In September 2018, the trend in national housing starts was 207,768 units, down from 213, 966 units in August 2018, reports Canada Mortgage and Housing Corporation (CMHC). This trend measure is a six-month moving average of the monthly seasonally adjusted annual rates (SAAR) of housing starts.
“The national trend in housing starts stood at a 19-month low in September, following declines in four of the last five months,” said Bob Dugan, CMHC’s chief economist, in a press release. “The slowdown in the pace of new residential construction activity in recent months is a result of both lower single-detached and multi-starts activity and brings new residential construction closer to its long run average from the elevated levels registered in 2017.”
Housing starts in the Vancouver Census Metropolitan Area (CMA) trended down in September 2018 as fewer single-detached and multi-family projects were launched. Surrey saw the most construction activity last month, accounting for one quarter of all housing starts. Housing demand remains strong and has resulted in the pace of new home construction in the Vancouver CMA to date equaling the pace from the same period in 2017.

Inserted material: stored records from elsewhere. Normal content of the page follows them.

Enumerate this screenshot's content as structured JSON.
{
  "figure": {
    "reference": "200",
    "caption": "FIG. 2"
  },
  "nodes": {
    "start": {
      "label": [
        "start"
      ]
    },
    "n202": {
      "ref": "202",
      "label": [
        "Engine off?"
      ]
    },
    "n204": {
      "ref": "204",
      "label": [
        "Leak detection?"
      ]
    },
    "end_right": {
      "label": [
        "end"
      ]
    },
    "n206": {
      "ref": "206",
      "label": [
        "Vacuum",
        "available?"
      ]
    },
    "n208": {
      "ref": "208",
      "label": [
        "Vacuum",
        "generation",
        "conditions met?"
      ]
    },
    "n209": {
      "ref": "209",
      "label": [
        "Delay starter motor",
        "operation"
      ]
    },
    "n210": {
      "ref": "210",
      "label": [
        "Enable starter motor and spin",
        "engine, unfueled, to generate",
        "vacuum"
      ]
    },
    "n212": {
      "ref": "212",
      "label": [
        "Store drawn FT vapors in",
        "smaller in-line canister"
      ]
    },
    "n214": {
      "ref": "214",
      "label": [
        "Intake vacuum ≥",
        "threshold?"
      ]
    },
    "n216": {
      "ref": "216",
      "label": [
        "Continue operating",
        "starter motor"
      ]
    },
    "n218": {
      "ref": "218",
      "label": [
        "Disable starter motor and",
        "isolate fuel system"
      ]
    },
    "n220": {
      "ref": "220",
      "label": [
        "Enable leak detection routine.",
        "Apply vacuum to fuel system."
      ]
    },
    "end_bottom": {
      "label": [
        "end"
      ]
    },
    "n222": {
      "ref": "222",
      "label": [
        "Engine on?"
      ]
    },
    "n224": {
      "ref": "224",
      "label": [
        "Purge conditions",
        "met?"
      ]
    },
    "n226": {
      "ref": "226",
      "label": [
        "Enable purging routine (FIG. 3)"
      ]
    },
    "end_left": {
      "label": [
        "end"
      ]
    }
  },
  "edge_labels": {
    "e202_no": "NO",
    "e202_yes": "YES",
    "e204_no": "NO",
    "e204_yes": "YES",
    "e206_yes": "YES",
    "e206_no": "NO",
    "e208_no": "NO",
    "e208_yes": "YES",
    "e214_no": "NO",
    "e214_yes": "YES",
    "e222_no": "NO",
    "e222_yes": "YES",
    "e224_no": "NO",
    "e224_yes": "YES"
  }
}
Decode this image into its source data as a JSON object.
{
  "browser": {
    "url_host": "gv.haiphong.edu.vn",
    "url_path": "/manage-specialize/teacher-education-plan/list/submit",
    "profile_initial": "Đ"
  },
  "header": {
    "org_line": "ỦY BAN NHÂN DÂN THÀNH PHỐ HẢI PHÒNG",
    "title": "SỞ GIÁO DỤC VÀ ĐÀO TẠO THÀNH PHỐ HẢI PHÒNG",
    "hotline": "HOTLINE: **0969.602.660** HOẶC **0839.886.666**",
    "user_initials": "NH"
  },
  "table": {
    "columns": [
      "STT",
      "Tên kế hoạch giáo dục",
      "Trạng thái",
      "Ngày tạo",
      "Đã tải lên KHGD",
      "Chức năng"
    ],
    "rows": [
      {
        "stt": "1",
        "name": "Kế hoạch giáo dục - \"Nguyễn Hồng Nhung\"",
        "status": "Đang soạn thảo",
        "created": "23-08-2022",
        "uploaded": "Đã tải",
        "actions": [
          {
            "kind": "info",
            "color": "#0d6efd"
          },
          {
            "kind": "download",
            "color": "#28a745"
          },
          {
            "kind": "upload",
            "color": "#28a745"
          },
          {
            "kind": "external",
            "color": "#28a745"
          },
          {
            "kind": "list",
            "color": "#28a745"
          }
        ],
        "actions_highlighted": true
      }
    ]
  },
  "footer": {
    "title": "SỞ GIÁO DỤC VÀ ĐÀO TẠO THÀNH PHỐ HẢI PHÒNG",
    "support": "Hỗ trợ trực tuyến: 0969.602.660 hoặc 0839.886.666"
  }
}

In the Kelowna CMA, the trend measure moderated in September 2018 as a result of pullback in new construction activity in both single-detached and multi-unit dwellings. In the first nine months of the year, while new construction activity has declined relative to the record pace of housing starts seen over the same period in 2017, it remains significantly above the 10-year average.
In Saskatoon, the trend measure of total housing starts increased last month after both single-detached and multi-family starts trended higher. However, overall new home construction in the Saskatoon CMA fell by 17 per cent through September compared to one year ago, reflecting fewer single-detached housing starts.
Winnipeg’s total housing starts continued to trend higher in September 2018. Several new condominium projects were started last month. To date this year, multi-family starts are three per cent above year-ago levels. However, total housing starts remain five per cent below last year’s levels as climbing inventories of single-detached units have slowed activity in this segment of the market.
Total housing starts trended up in September 2018 in Toronto, as the decline in the trend in single-detached starts was more than offset by climbing multi-unit starts. Multi-unit starts were strong across unit types, led by semi-detached units, which had the most starts for the month of September since 2004. The relative affordability of these higher-density units continues to drive their demand.
For the first time in four months, housing starts in the St. Catharines-Niagara CMA trended higher, mainly due to the multi-unit sector. New single-detached construction continued to decline, reaching the lowest monthly level in seven years. A more balanced resale market and higher mortgage borrowing costs have dampened housing demand, especially for single-detached homes.
The Brantford CMA saw single-detached starts slow for the first time since January 2018. As a result, the pace of overall housing starts in September 2018 also slowed significantly, since most new homes in Brantford are single-detached. Single-detached starts have already far surpassed their annual totals from each of the previous 10 years.
In Quebec, housing starts trended down in the third quarter of 2018. However, the year-to-date total is slightly higher than that of the first nine months of 2017, due to the strength of the Montreal CMA’s rental apartment starts.
Total housing starts trended higher in Halifax last month, impacted by continued strength in multi-unit construction. Improving employment levels and strong population gains are supporting a growing rental market demand with multiples starts climbing 21 per cent year-over-year in September 2018. After remaining flat for the past two months, single-detached starts also saw gains last month, rising 11 per cent compared to last year.
The standalone monthly SAAR of housing starts for all regions of Canada was 188,683 units in September, a decrease compared to August’s 198,843 units. The SAAR of urban starts fell by 5.9 per cent in September to 175,653 units. Multi-unit urban starts declined by 8.9 per cent to 122,656 units last month, while single-detached urban starts climbed two per cent to 52,997 units. Meanwhile, rural starts were estimated at a SAAR of 13,030 units.